“Hello Jane, I’m pleased to make your acquaintance, my name is Tarzan.” “Hi Jane, I’m Tarzan, your date for the evening.” “Tarzan here, you must be Jane.”

In the fifth panel, we see Tarzan swinging through the jungle. In the last panel, he is face-to-face with Jane and blurts: “Me Tarzan. You Jane.”

Anxiety trumps skill

Tarzan has the skills – we’ve just seen him practicing them. Yet, in the moment, he can’t access them. What’s up? Anxiety. It’s not possible to lose a skill you have. It is possible to lose access to it through inattention, or through grinching up. These are two sides of the same coin:

Anxiety. Just a little bit of it can leave us as tongue-tied as Tarzan. A moment of inattention, a frisson of tension, and Tarzan loses the benefit of all his careful preparation.

It happens to all of us. I was talking to a guitar-playing friend the other day, someone who – when relaxed – can play song after song from his considerable repertoire with an infectious ease. It’s as though they are baked into his bones. He was telling me about buying a guitar from another guitarist whose playing he admired so much he felt a little intimidated. “He handed me the guitar and said ‘Here you go – play as long as you like.’ and my brain froze. I couldn’t think of a thing to play.” Anxiety trumps skill and years of experience.

On the other side of the coin, there’s me and bowling. I’ve been bowling maybe 20 times in my life, most of that with a group of developmentally disabled women who bowled by pushing a ball down a ramp. We went bowling every other week for the 4 months I worked with them. They loved going with me because I always lost, usually by about 20 points. They’d dance around and give each other high fives after I took a turn. The other day, I went bowling with some friends and had to force myself to focus enough so I wasn’t putting the kids in the next lane at risk. I had no idea a bowling ball could bounce like that, right out of the gutter.

Finding our balance

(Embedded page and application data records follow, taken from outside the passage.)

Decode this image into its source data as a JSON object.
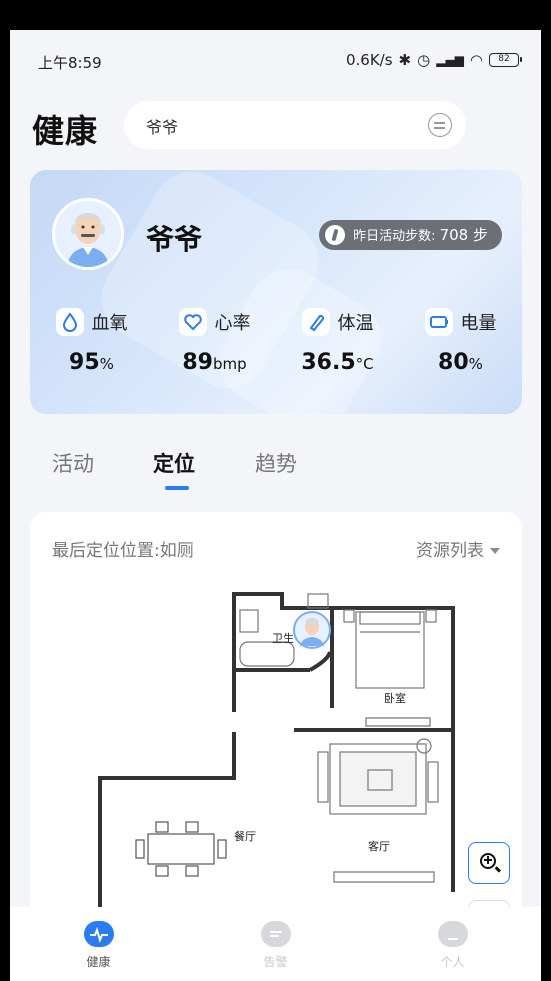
{
  "status_bar": {
    "time": "上午8:59",
    "network_speed": "0.6K/s",
    "battery": "82"
  },
  "header": {
    "title": "健康",
    "search_value": "爷爷"
  },
  "health_card": {
    "name": "爷爷",
    "steps_label": "昨日活动步数:",
    "steps_value": "708 步",
    "metrics": [
      {
        "label": "血氧",
        "value": "95",
        "unit": "%",
        "icon": "drop-icon"
      },
      {
        "label": "心率",
        "value": "89",
        "unit": "bmp",
        "icon": "heart-icon"
      },
      {
        "label": "体温",
        "value": "36.5",
        "unit": "°C",
        "icon": "thermometer-icon"
      },
      {
        "label": "电量",
        "value": "80",
        "unit": "%",
        "icon": "battery-icon"
      }
    ]
  },
  "tabs": [
    {
      "label": "活动",
      "active": false
    },
    {
      "label": "定位",
      "active": true
    },
    {
      "label": "趋势",
      "active": false
    }
  ],
  "location": {
    "last_position": "最后定位位置:如厕",
    "resource_list": "资源列表",
    "rooms": {
      "bathroom": "卫生",
      "bedroom": "卧室",
      "dining": "餐厅",
      "living": "客厅"
    }
  },
  "bottom_nav": [
    {
      "label": "健康",
      "active": true
    },
    {
      "label": "告警",
      "active": false
    },
    {
      "label": "个人",
      "active": false
    }
  ],
  "colors": {
    "accent": "#2b7cf0",
    "card_gradient": "#c9dcf7"
  }
}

I think there’s a sweet spot: a place between not caring enough and over-caring, between accepting responsibility for my part and taking responsibility for what can’t be controlled. Over time, I’ve noticed that I sometimes avoid the over-caring by deciding to not care at all. Or pretending not to care. Or, I back away from being over-responsible by closing down: missing deadlines, not showing up. Either is a dangerous trend, and both are due to anxiety. When we are anxious, we over-prepare. Problem is, the tension we feel causes to practice the tension and anxiety we feel rather than the skill we need. That’s when it’s time to step away from the powerpoint and take a walk. Finding the balance between what’s up to us and what is beyond us is a work in progress. Nowhere is this more evident than in managing a group of people any one of which can be caught in a cycle of under-functioning or over-functioning due to anxiety. Either pole can be come a lifestyle if the underlying anxiety isn’t addressed.

Our anxious response

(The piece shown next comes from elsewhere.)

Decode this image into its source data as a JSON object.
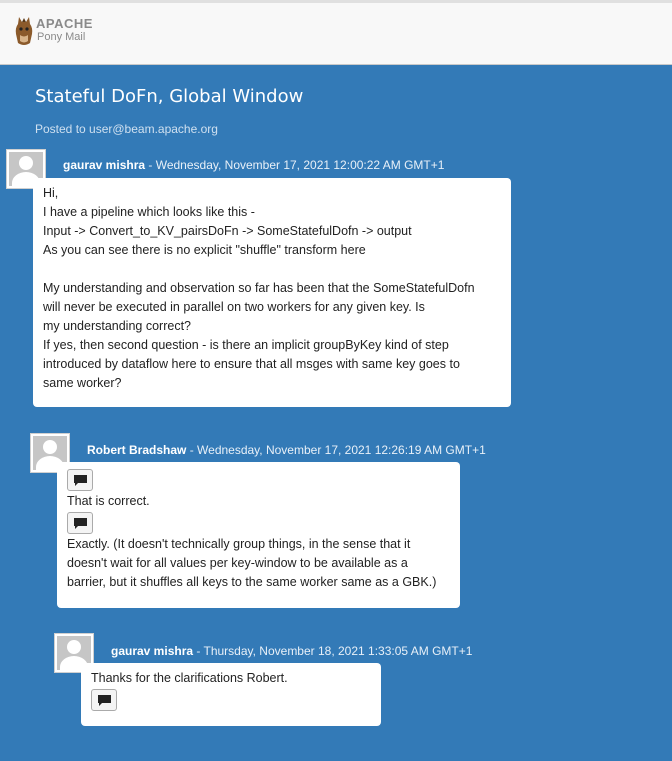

Training is often our response when someone doesn’t show a skill we want them to. We send people to training, they learn the skill, then they come back to work. Nothing changes. Why? Anxiety is often to blame: Theirs for not using a skill they have, and ours for thinking training will solve the problem. Let’s face it: Sometimes training is what we do when we want the problem to go away. It’s a kind of interpersonal Hail Mary play. Here’s the acid test: If you put a gun to their head, could they do it? If yes, they have the skill. That’s not what’s getting in their way. It may be anxiety that’s stopping them. Maybe they care too little, Maybe they care too much. Either way, it’s worth exploring.

I wonder – what would it be like if we could see the world this way? What if we could see the person who snaps at us, or treats us badly as anxious rather than mean or incompetent. What if we could see them as caring deeply about something and because of that trapped passion, being unable to perform in this moment? What if we could see it as situational – a bad moment, even a lifetime of bad moments – rather than personality or character-based? How would we respond if we could see through the acts we all adopt to the people within, wanting to do their baes and sometimes succeeding and other times failing. What if people say us that way? True or not, wouldn’t it be a more helpful pov?